**Provided data**
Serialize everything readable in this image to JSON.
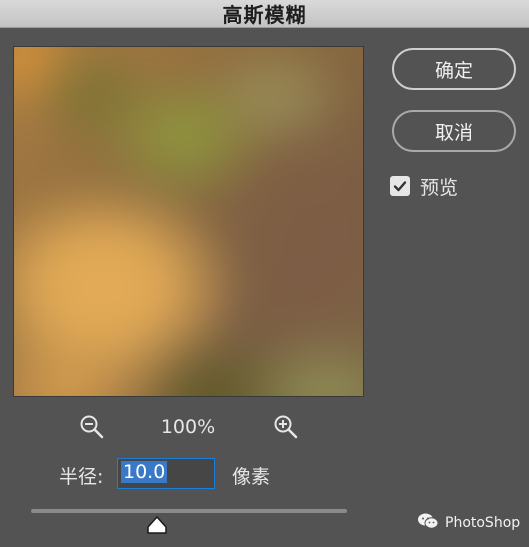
{
  "window": {
    "title": "高斯模糊"
  },
  "buttons": {
    "ok_label": "确定",
    "cancel_label": "取消"
  },
  "preview_toggle": {
    "label": "预览",
    "checked": true
  },
  "zoom": {
    "level": "100%"
  },
  "radius": {
    "label": "半径:",
    "value": "10.0",
    "unit": "像素"
  },
  "slider": {
    "value_fraction": 0.4
  },
  "watermark": {
    "text": "PhotoShop"
  },
  "icons": {
    "zoom_out": "zoom-out-icon",
    "zoom_in": "zoom-in-icon",
    "check": "check-icon",
    "wechat": "wechat-icon"
  },
  "colors": {
    "background": "#535353",
    "accent": "#1c7fd6",
    "selection": "#3a79c8"
  }
}
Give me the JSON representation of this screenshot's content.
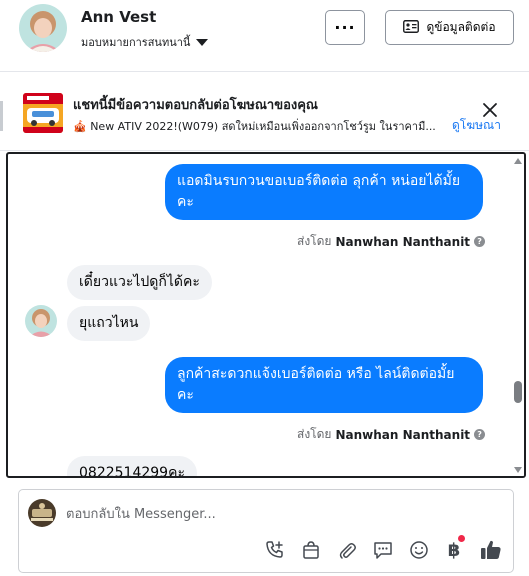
{
  "header": {
    "contact_name": "Ann Vest",
    "assign_label": "มอบหมายการสนทนานี้",
    "more_label": "···",
    "info_label": "ดูข้อมูลติดต่อ"
  },
  "ad_banner": {
    "title": "แชทนี้มีข้อความตอบกลับต่อโฆษณาของคุณ",
    "description": "🎪 New ATIV 2022!(W079) สดใหม่เหมือนเพิ่งออกจากโชว์รูม ในราคามื...",
    "link_label": "ดูโฆษณา"
  },
  "messages": [
    {
      "direction": "out",
      "text": "แอดมินรบกวนขอเบอร์ติดต่อ ลุกค้า  หน่อยได้มั้ยคะ"
    },
    {
      "direction": "in",
      "text": "เดี๋ยวแวะไปดูก็ได้คะ"
    },
    {
      "direction": "in",
      "text": "ยุแถวไหน"
    },
    {
      "direction": "out",
      "text": "ลูกค้าสะดวกแจ้งเบอร์ติดต่อ หรือ ไลน์ติดต่อมั้ยคะ"
    },
    {
      "direction": "in",
      "text": "0822514299คะ"
    }
  ],
  "sent_by": {
    "prefix": "ส่งโดย",
    "name": "Nanwhan Nanthanit",
    "help": "?"
  },
  "composer": {
    "placeholder": "ตอบกลับใน Messenger...",
    "baht_symbol": "฿"
  },
  "colors": {
    "accent": "#1877f2",
    "outgoing_bubble": "#0a7cff",
    "incoming_bubble": "#f0f2f5",
    "notification_dot": "#f02849"
  },
  "icons": [
    "more-icon",
    "contact-card-icon",
    "close-icon",
    "help-icon",
    "call-add-icon",
    "shopping-bag-icon",
    "attachment-icon",
    "saved-replies-icon",
    "emoji-icon",
    "payment-icon",
    "thumbs-up-icon"
  ]
}
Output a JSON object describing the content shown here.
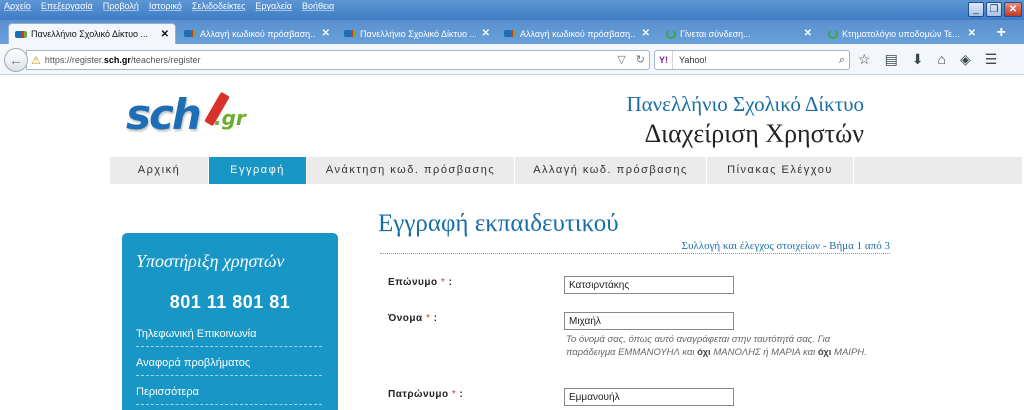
{
  "menubar": {
    "items": [
      "Αρχείο",
      "Επεξεργασία",
      "Προβολή",
      "Ιστορικό",
      "Σελιδοδείκτες",
      "Εργαλεία",
      "Βοήθεια"
    ]
  },
  "tabs": [
    {
      "label": "Πανελλήνιο Σχολικό Δίκτυο ...",
      "icon": "sch-favicon",
      "active": true
    },
    {
      "label": "Αλλαγή κωδικού πρόσβαση...",
      "icon": "sch-favicon",
      "active": false
    },
    {
      "label": "Πανελλήνιο Σχολικό Δίκτυο ...",
      "icon": "sch-favicon",
      "active": false
    },
    {
      "label": "Αλλαγή κωδικού πρόσβαση...",
      "icon": "sch-favicon",
      "active": false
    },
    {
      "label": "Γίνεται σύνδεση...",
      "icon": "loading-spinner-icon",
      "active": false
    },
    {
      "label": "Κτηματολόγιο υποδομών Τε...",
      "icon": "loading-spinner-icon",
      "active": false
    }
  ],
  "navbar": {
    "url_prefix": "https://register.",
    "url_domain": "sch.gr",
    "url_path": "/teachers/register",
    "search_engine": "Y!",
    "search_placeholder": "Yahoo!"
  },
  "header": {
    "logo_text": "sch",
    "logo_suffix": ".gr",
    "title_line1": "Πανελλήνιο Σχολικό Δίκτυο",
    "title_line2": "Διαχείριση Χρηστών"
  },
  "mainnav": {
    "items": [
      {
        "label": "Αρχική",
        "active": false
      },
      {
        "label": "Εγγραφή",
        "active": true
      },
      {
        "label": "Ανάκτηση κωδ. πρόσβασης",
        "active": false
      },
      {
        "label": "Αλλαγή κωδ. πρόσβασης",
        "active": false
      },
      {
        "label": "Πίνακας Ελέγχου",
        "active": false
      }
    ]
  },
  "sidebar": {
    "title": "Υποστήριξη χρηστών",
    "phone": "801 11 801 81",
    "links": [
      "Τηλεφωνική Επικοινωνία",
      "Αναφορά προβλήματος",
      "Περισσότερα"
    ]
  },
  "form": {
    "title": "Εγγραφή εκπαιδευτικού",
    "step": "Συλλογή και έλεγχος στοιχείων - Βήμα 1 από 3",
    "required_mark": "*",
    "fields": [
      {
        "label": "Επώνυμο",
        "value": "Κατσιρντάκης"
      },
      {
        "label": "Όνομα",
        "value": "Μιχαήλ"
      },
      {
        "label": "Πατρώνυμο",
        "value": "Εμμανουήλ"
      }
    ],
    "help": {
      "part1": "Το όνομά σας, όπως αυτό αναγράφεται στην ταυτότητά σας. Για παράδειγμα ΕΜΜΑΝΟΥΗΛ και ",
      "not1": "όχι",
      "part2": " ΜΑΝΟΛΗΣ ή ΜΑΡΙΑ και ",
      "not2": "όχι",
      "part3": " ΜΑΙΡΗ."
    }
  },
  "colors": {
    "brand_blue": "#1896c6",
    "title_blue": "#1a6ea8",
    "required_red": "#d9322b"
  }
}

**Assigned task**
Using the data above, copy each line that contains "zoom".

**Result of this task**
  "zoom": {
    "zoom_out": "zoom-out-icon",
    "zoom_in": "zoom-in-icon",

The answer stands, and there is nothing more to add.